Each line of the entries below that holds "phone" is needed, copied in full.

== Items from an interface collection ==
=====

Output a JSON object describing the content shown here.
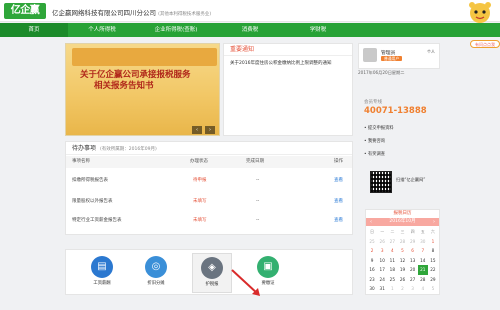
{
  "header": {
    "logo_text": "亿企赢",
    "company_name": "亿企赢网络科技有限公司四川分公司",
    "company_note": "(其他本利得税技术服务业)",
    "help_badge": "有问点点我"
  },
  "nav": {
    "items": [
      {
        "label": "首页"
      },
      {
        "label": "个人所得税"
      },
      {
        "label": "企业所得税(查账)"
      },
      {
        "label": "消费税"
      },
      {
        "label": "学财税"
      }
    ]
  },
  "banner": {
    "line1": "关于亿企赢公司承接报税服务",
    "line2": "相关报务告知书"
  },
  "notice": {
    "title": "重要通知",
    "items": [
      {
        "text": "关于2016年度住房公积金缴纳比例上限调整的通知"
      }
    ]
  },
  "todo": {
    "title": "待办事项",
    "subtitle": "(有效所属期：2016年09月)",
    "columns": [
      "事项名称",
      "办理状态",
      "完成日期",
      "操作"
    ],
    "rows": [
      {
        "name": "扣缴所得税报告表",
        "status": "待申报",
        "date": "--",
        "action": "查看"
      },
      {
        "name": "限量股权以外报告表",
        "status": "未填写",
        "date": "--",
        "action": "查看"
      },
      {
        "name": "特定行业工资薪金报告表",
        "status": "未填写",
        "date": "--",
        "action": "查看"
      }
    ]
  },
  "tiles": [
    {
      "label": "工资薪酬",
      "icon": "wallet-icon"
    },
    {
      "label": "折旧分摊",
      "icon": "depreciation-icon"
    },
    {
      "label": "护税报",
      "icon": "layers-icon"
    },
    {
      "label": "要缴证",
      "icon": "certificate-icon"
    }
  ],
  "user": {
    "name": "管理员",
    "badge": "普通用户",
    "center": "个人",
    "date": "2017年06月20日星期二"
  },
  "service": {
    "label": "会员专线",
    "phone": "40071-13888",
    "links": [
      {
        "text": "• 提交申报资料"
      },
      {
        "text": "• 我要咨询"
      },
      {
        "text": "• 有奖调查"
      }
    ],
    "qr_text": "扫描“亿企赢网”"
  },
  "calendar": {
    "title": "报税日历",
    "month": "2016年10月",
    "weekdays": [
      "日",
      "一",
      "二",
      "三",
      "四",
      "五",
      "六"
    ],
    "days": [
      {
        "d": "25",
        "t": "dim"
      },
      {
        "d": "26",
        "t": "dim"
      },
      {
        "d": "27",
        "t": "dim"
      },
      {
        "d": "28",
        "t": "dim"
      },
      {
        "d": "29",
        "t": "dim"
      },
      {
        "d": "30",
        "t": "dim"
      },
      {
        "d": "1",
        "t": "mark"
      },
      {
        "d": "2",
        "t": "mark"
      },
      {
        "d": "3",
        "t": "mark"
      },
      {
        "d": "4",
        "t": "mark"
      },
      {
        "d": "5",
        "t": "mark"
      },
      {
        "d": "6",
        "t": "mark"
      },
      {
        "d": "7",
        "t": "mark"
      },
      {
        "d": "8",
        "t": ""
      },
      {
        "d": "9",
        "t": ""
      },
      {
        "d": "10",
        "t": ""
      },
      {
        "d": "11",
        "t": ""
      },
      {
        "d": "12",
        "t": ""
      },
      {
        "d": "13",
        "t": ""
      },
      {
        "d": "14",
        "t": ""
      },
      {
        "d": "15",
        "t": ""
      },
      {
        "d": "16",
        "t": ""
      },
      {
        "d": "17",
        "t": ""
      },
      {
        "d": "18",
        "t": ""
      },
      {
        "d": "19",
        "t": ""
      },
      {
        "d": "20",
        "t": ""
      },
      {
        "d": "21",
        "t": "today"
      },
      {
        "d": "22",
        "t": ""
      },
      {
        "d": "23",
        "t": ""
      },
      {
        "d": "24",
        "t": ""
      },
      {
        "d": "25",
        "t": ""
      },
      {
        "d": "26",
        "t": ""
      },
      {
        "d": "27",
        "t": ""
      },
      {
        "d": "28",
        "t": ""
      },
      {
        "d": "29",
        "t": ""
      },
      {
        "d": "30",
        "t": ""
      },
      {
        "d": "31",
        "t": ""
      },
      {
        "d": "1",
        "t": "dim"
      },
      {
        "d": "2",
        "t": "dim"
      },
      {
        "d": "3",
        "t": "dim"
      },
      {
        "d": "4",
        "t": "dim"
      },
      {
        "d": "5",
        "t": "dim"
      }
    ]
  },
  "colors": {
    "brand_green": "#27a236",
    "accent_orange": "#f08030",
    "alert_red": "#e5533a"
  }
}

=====

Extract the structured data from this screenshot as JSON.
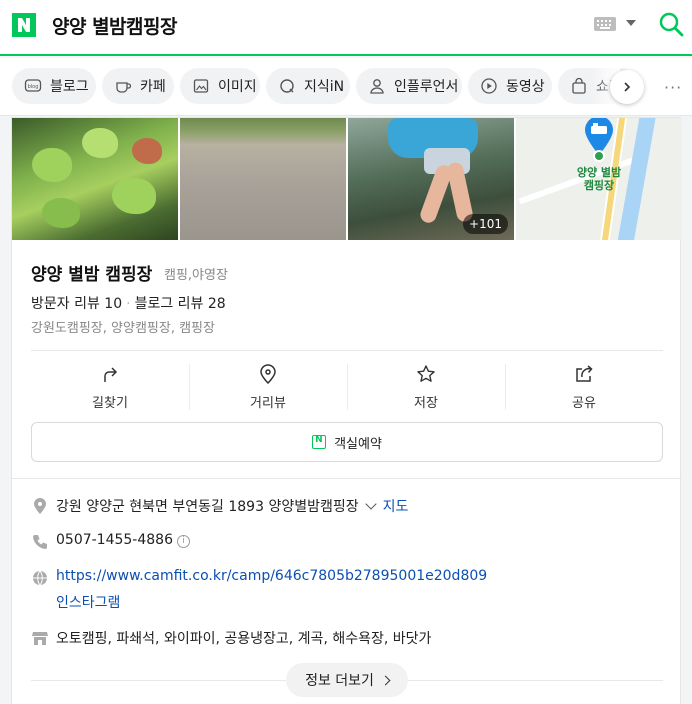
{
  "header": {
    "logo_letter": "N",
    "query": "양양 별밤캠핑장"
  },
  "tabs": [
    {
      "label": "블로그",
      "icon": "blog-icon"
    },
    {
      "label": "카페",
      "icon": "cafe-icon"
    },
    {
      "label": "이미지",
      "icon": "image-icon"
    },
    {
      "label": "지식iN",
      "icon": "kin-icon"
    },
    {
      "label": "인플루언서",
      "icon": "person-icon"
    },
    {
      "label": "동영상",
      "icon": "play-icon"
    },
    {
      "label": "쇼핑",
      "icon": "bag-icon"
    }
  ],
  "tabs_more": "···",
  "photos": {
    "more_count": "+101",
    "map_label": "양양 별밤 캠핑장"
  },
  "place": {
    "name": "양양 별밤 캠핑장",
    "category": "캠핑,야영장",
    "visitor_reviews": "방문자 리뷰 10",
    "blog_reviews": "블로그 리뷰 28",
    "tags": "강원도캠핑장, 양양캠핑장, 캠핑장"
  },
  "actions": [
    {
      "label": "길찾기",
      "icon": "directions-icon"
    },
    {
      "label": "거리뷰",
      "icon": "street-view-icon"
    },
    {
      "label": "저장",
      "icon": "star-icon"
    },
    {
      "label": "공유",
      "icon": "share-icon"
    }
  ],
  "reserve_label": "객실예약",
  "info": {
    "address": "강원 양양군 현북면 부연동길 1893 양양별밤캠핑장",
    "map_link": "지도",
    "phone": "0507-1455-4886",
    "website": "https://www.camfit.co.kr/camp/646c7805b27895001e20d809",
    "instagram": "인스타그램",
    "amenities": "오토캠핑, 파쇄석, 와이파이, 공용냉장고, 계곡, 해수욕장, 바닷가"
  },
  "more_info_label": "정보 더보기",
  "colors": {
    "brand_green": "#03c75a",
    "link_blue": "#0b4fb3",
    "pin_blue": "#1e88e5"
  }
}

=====

== Solved exercise ==
    "phone": "40071-13888",
    "phone": "0507-1455-4886",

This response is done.